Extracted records
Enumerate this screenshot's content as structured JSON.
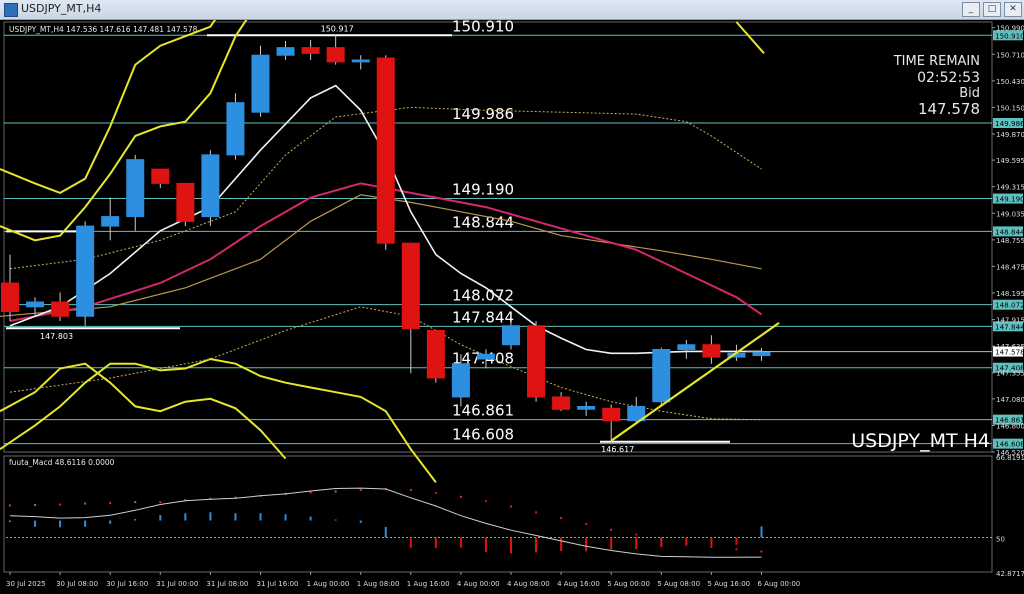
{
  "window": {
    "title": "USDJPY_MT,H4",
    "btn_min": "_",
    "btn_max": "□",
    "btn_close": "✕"
  },
  "chart_data": {
    "type": "candlestick",
    "symbol_label": "USDJPY_MT,H4",
    "ohlc_header": "USDJPY_MT,H4  147.536 147.616 147.481 147.578",
    "watermark": "USDJPY_MT H4",
    "info": {
      "title": "TIME REMAIN",
      "countdown": "02:52:53",
      "bid_label": "Bid",
      "bid": "147.578"
    },
    "y_range": [
      146.52,
      151.05
    ],
    "y_ticks": [
      "150.990",
      "150.710",
      "150.430",
      "150.150",
      "149.870",
      "149.595",
      "149.315",
      "149.035",
      "148.755",
      "148.475",
      "148.195",
      "147.915",
      "147.635",
      "147.355",
      "147.080",
      "146.800",
      "146.520"
    ],
    "levels": [
      {
        "value": 150.91,
        "label": "150.910",
        "tag": "150.910"
      },
      {
        "value": 149.986,
        "label": "149.986",
        "tag": "149.986"
      },
      {
        "value": 149.19,
        "label": "149.190",
        "tag": "149.190"
      },
      {
        "value": 148.844,
        "label": "148.844",
        "tag": "148.844"
      },
      {
        "value": 148.072,
        "label": "148.072",
        "tag": "148.072"
      },
      {
        "value": 147.844,
        "label": "147.844",
        "tag": "147.844"
      },
      {
        "value": 147.408,
        "label": "147.408",
        "tag": "147.408"
      },
      {
        "value": 146.861,
        "label": "146.861",
        "tag": "146.861"
      },
      {
        "value": 146.608,
        "label": "146.608",
        "tag": "146.608"
      }
    ],
    "price_tag": {
      "value": 147.578,
      "label": "147.578"
    },
    "annotations": [
      {
        "text": "150.917",
        "value": 150.917
      },
      {
        "text": "147.803",
        "value": 147.803
      },
      {
        "text": "146.617",
        "value": 146.617
      }
    ],
    "candles": [
      {
        "o": 148.3,
        "h": 148.6,
        "l": 147.9,
        "c": 148.0
      },
      {
        "o": 148.05,
        "h": 148.15,
        "l": 147.95,
        "c": 148.1
      },
      {
        "o": 148.1,
        "h": 148.2,
        "l": 147.9,
        "c": 147.95
      },
      {
        "o": 147.95,
        "h": 148.95,
        "l": 147.85,
        "c": 148.9
      },
      {
        "o": 148.9,
        "h": 149.2,
        "l": 148.75,
        "c": 149.0
      },
      {
        "o": 149.0,
        "h": 149.65,
        "l": 148.85,
        "c": 149.6
      },
      {
        "o": 149.5,
        "h": 149.5,
        "l": 149.3,
        "c": 149.35
      },
      {
        "o": 149.35,
        "h": 149.35,
        "l": 148.9,
        "c": 148.95
      },
      {
        "o": 149.0,
        "h": 149.7,
        "l": 148.9,
        "c": 149.65
      },
      {
        "o": 149.65,
        "h": 150.3,
        "l": 149.6,
        "c": 150.2
      },
      {
        "o": 150.1,
        "h": 150.8,
        "l": 150.05,
        "c": 150.7
      },
      {
        "o": 150.7,
        "h": 150.85,
        "l": 150.65,
        "c": 150.78
      },
      {
        "o": 150.78,
        "h": 150.86,
        "l": 150.65,
        "c": 150.72
      },
      {
        "o": 150.78,
        "h": 150.917,
        "l": 150.6,
        "c": 150.63
      },
      {
        "o": 150.63,
        "h": 150.7,
        "l": 150.55,
        "c": 150.65
      },
      {
        "o": 150.67,
        "h": 150.7,
        "l": 148.65,
        "c": 148.72
      },
      {
        "o": 148.72,
        "h": 148.72,
        "l": 147.35,
        "c": 147.82
      },
      {
        "o": 147.8,
        "h": 147.8,
        "l": 147.25,
        "c": 147.3
      },
      {
        "o": 147.1,
        "h": 147.55,
        "l": 147.0,
        "c": 147.45
      },
      {
        "o": 147.5,
        "h": 147.6,
        "l": 147.4,
        "c": 147.55
      },
      {
        "o": 147.65,
        "h": 147.9,
        "l": 147.6,
        "c": 147.85
      },
      {
        "o": 147.85,
        "h": 147.9,
        "l": 147.05,
        "c": 147.1
      },
      {
        "o": 147.1,
        "h": 147.15,
        "l": 146.95,
        "c": 146.97
      },
      {
        "o": 146.97,
        "h": 147.05,
        "l": 146.9,
        "c": 147.0
      },
      {
        "o": 146.98,
        "h": 147.02,
        "l": 146.617,
        "c": 146.85
      },
      {
        "o": 146.85,
        "h": 147.1,
        "l": 146.83,
        "c": 147.0
      },
      {
        "o": 147.05,
        "h": 147.62,
        "l": 147.0,
        "c": 147.6
      },
      {
        "o": 147.6,
        "h": 147.7,
        "l": 147.5,
        "c": 147.65
      },
      {
        "o": 147.65,
        "h": 147.75,
        "l": 147.45,
        "c": 147.52
      },
      {
        "o": 147.52,
        "h": 147.65,
        "l": 147.48,
        "c": 147.56
      },
      {
        "o": 147.536,
        "h": 147.616,
        "l": 147.481,
        "c": 147.578
      }
    ],
    "x_ticks": [
      "30 Jul 2025",
      "30 Jul 08:00",
      "30 Jul 16:00",
      "31 Jul 00:00",
      "31 Jul 08:00",
      "31 Jul 16:00",
      "1 Aug 00:00",
      "1 Aug 08:00",
      "1 Aug 16:00",
      "4 Aug 00:00",
      "4 Aug 08:00",
      "4 Aug 16:00",
      "5 Aug 00:00",
      "5 Aug 08:00",
      "5 Aug 16:00",
      "6 Aug 00:00"
    ],
    "macd": {
      "label": "fuuta_Macd 48.6116  0.0000",
      "y_ticks": [
        "66.8191",
        "50",
        "42.8717"
      ],
      "y_range": [
        42.8717,
        66.8191
      ],
      "zero": 50
    }
  },
  "colors": {
    "bull": "#2d8fe0",
    "bear": "#e01313",
    "level": "#5fc0c0",
    "yellow": "#e6e62a",
    "white": "#f2f2f2",
    "magenta": "#d5266f",
    "tan": "#b89a4c",
    "grid": "#777"
  }
}
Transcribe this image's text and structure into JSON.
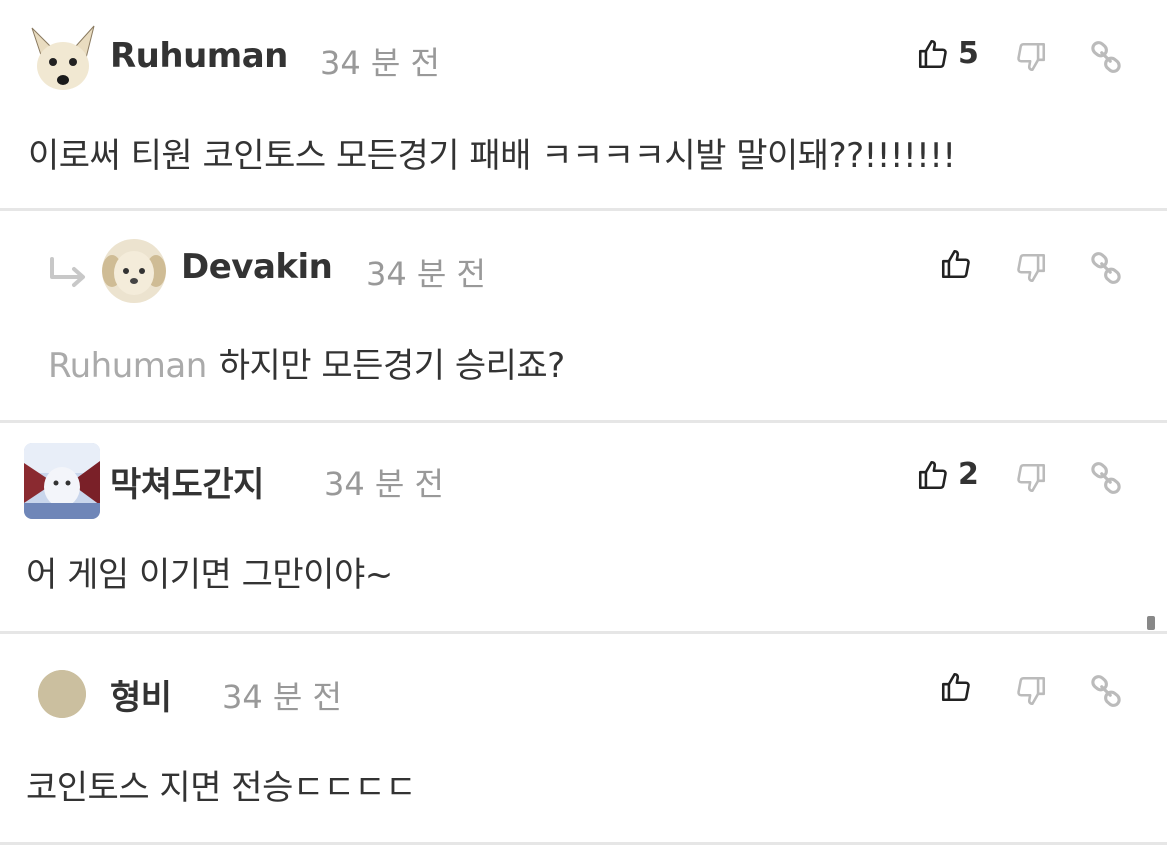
{
  "comments": [
    {
      "author": "Ruhuman",
      "time": "34 분 전",
      "body": "이로써 티원 코인토스 모든경기 패배 ㅋㅋㅋㅋ시발 말이돼??!!!!!!!",
      "likes": "5",
      "avatar_icon": "dog-face-avatar",
      "is_reply": false
    },
    {
      "author": "Devakin",
      "time": "34 분 전",
      "mention": "Ruhuman",
      "body": "하지만 모든경기 승리죠?",
      "likes": "",
      "avatar_icon": "puppy-face-avatar",
      "is_reply": true
    },
    {
      "author": "막쳐도간지",
      "time": "34 분 전",
      "body": "어 게임 이기면 그만이야~",
      "likes": "2",
      "avatar_icon": "photo-avatar",
      "is_reply": false
    },
    {
      "author": "형비",
      "time": "34 분 전",
      "body": "코인토스 지면 전승ㄷㄷㄷㄷ",
      "likes": "",
      "avatar_icon": "default-circle-avatar",
      "is_reply": false
    }
  ],
  "icons": {
    "like": "thumbs-up-icon",
    "dislike": "thumbs-down-icon",
    "link": "link-icon",
    "reply": "reply-arrow-icon"
  },
  "colors": {
    "text": "#333333",
    "muted": "#999999",
    "icon_dim": "#bbbbbb",
    "divider": "#e6e6e6"
  }
}
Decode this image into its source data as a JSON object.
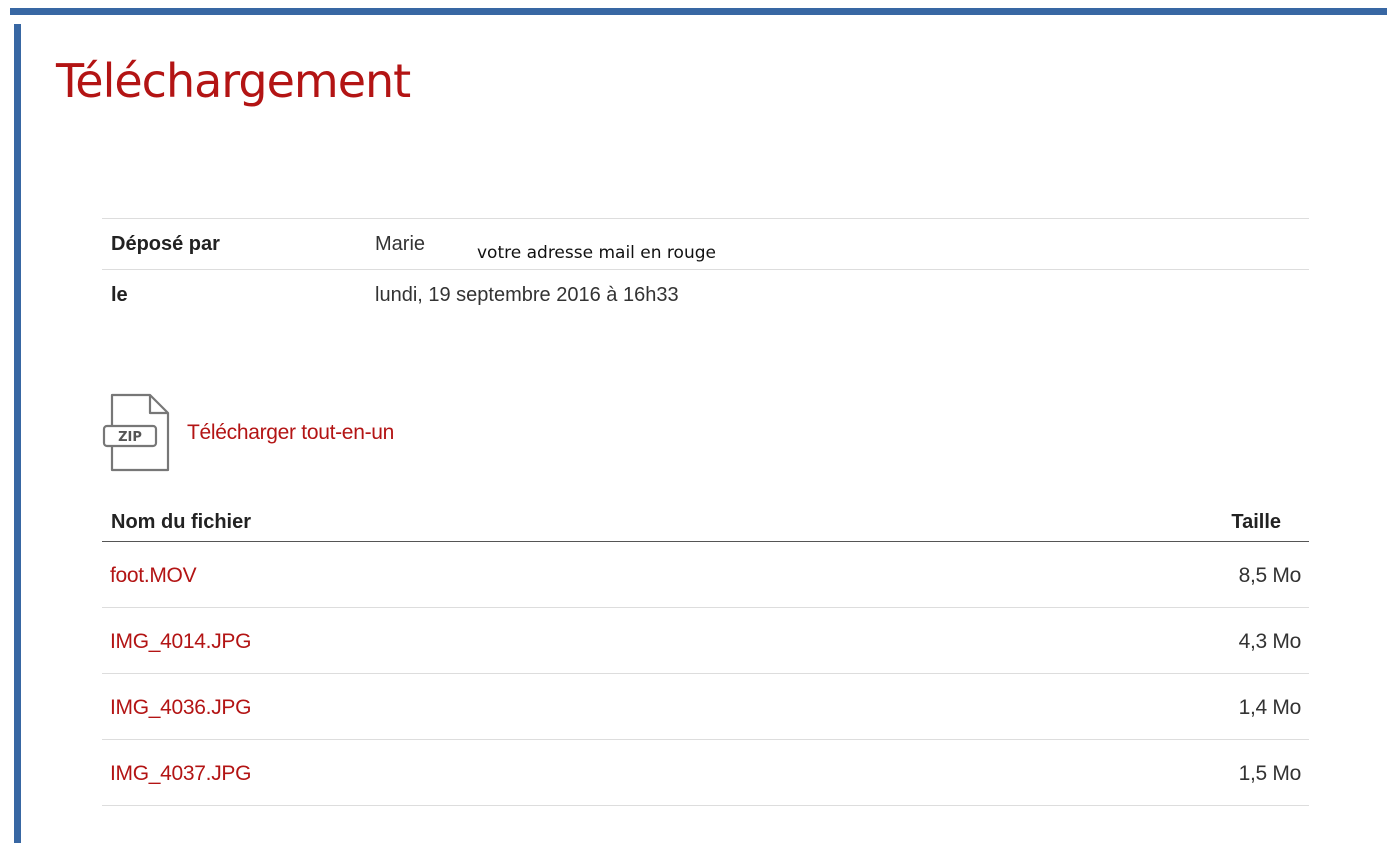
{
  "page": {
    "title": "Téléchargement"
  },
  "info": {
    "deposited_by_label": "Déposé par",
    "deposited_by_value": "Marie",
    "mail_note": "votre adresse mail en rouge",
    "date_label": "le",
    "date_value": "lundi, 19 septembre 2016 à 16h33"
  },
  "zip": {
    "icon_text": "ZIP",
    "icon": "zip-file-icon",
    "label": "Télécharger tout-en-un"
  },
  "files": {
    "header_name": "Nom du fichier",
    "header_size": "Taille",
    "rows": [
      {
        "name": "foot.MOV",
        "size": "8,5 Mo"
      },
      {
        "name": "IMG_4014.JPG",
        "size": "4,3 Mo"
      },
      {
        "name": "IMG_4036.JPG",
        "size": "1,4 Mo"
      },
      {
        "name": "IMG_4037.JPG",
        "size": "1,5 Mo"
      }
    ]
  },
  "colors": {
    "accent_red": "#b31414",
    "frame_blue": "#3867a3"
  }
}
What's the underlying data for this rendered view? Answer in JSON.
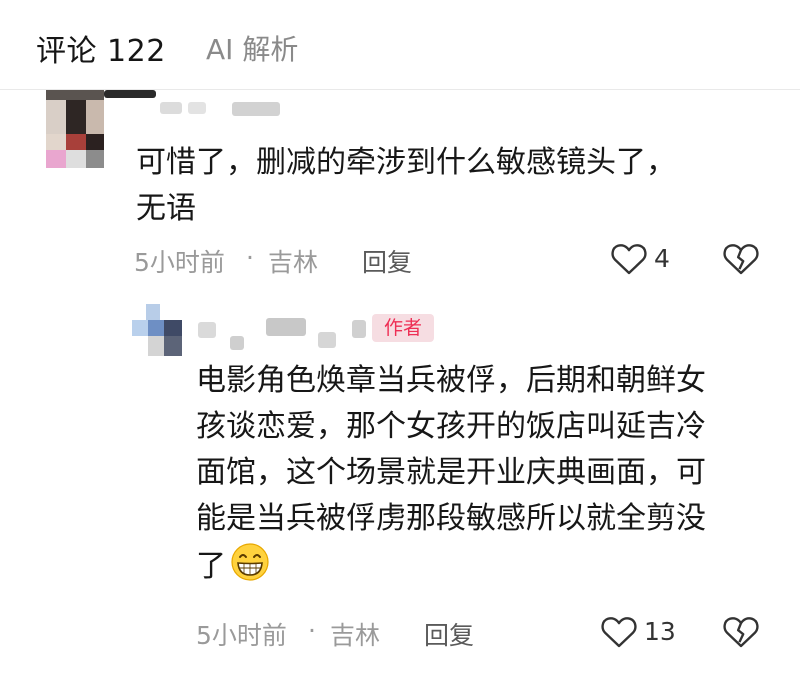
{
  "tabs": {
    "comments_label": "评论 122",
    "ai_label": "AI 解析"
  },
  "comments": [
    {
      "text_lines": [
        "可惜了，删减的牵涉到什么敏感镜头了，",
        "无语"
      ],
      "time": "5小时前",
      "separator": "·",
      "location": "吉林",
      "reply_label": "回复",
      "likes": "4"
    },
    {
      "badge": "作者",
      "text_lines": [
        "电影角色焕章当兵被俘，后期和朝鲜女",
        "孩谈恋爱，那个女孩开的饭店叫延吉冷",
        "面馆，这个场景就是开业庆典画面，可",
        "能是当兵被俘虏那段敏感所以就全剪没",
        "了"
      ],
      "emoji": "grinning-face",
      "time": "5小时前",
      "separator": "·",
      "location": "吉林",
      "reply_label": "回复",
      "likes": "13"
    }
  ],
  "colors": {
    "badge_bg": "#f6dde2",
    "badge_text": "#ee2f55",
    "meta": "#9a9a9a"
  }
}
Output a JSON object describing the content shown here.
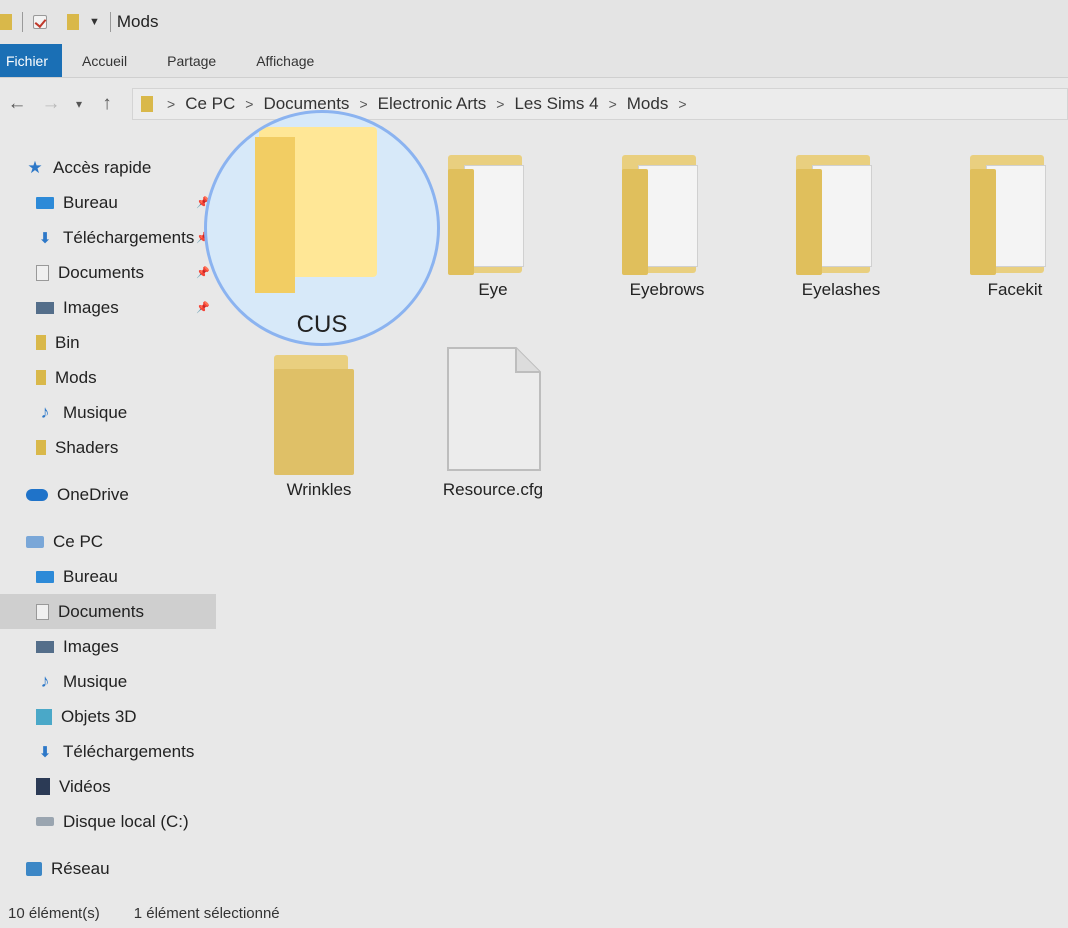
{
  "window": {
    "title": "Mods"
  },
  "ribbon": {
    "tabs": [
      "Fichier",
      "Accueil",
      "Partage",
      "Affichage"
    ]
  },
  "address": {
    "crumbs": [
      "Ce PC",
      "Documents",
      "Electronic Arts",
      "Les Sims 4",
      "Mods"
    ]
  },
  "sidebar": {
    "quick_access": {
      "label": "Accès rapide",
      "items": [
        "Bureau",
        "Téléchargements",
        "Documents",
        "Images",
        "Bin",
        "Mods",
        "Musique",
        "Shaders"
      ]
    },
    "onedrive": "OneDrive",
    "this_pc": {
      "label": "Ce PC",
      "items": [
        "Bureau",
        "Documents",
        "Images",
        "Musique",
        "Objets 3D",
        "Téléchargements",
        "Vidéos",
        "Disque local (C:)"
      ]
    },
    "network": "Réseau",
    "selected": "Documents"
  },
  "content": {
    "items": [
      {
        "name": "CUS",
        "type": "folder"
      },
      {
        "name": "Eye",
        "type": "folder"
      },
      {
        "name": "Eyebrows",
        "type": "folder"
      },
      {
        "name": "Eyelashes",
        "type": "folder"
      },
      {
        "name": "Facekit",
        "type": "folder"
      },
      {
        "name": "Wrinkles",
        "type": "folder"
      },
      {
        "name": "Resource.cfg",
        "type": "file"
      }
    ]
  },
  "status": {
    "count": "10 élément(s)",
    "selection": "1 élément sélectionné"
  },
  "colors": {
    "accent": "#1a6fb5",
    "folder": "#e0bf5c",
    "magnifier_ring": "#8bb3f0"
  }
}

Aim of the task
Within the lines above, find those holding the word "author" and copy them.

Response area
      "author": "Ruhuman",
      "author": "Devakin",
      "author": "막쳐도간지",
      "author": "형비",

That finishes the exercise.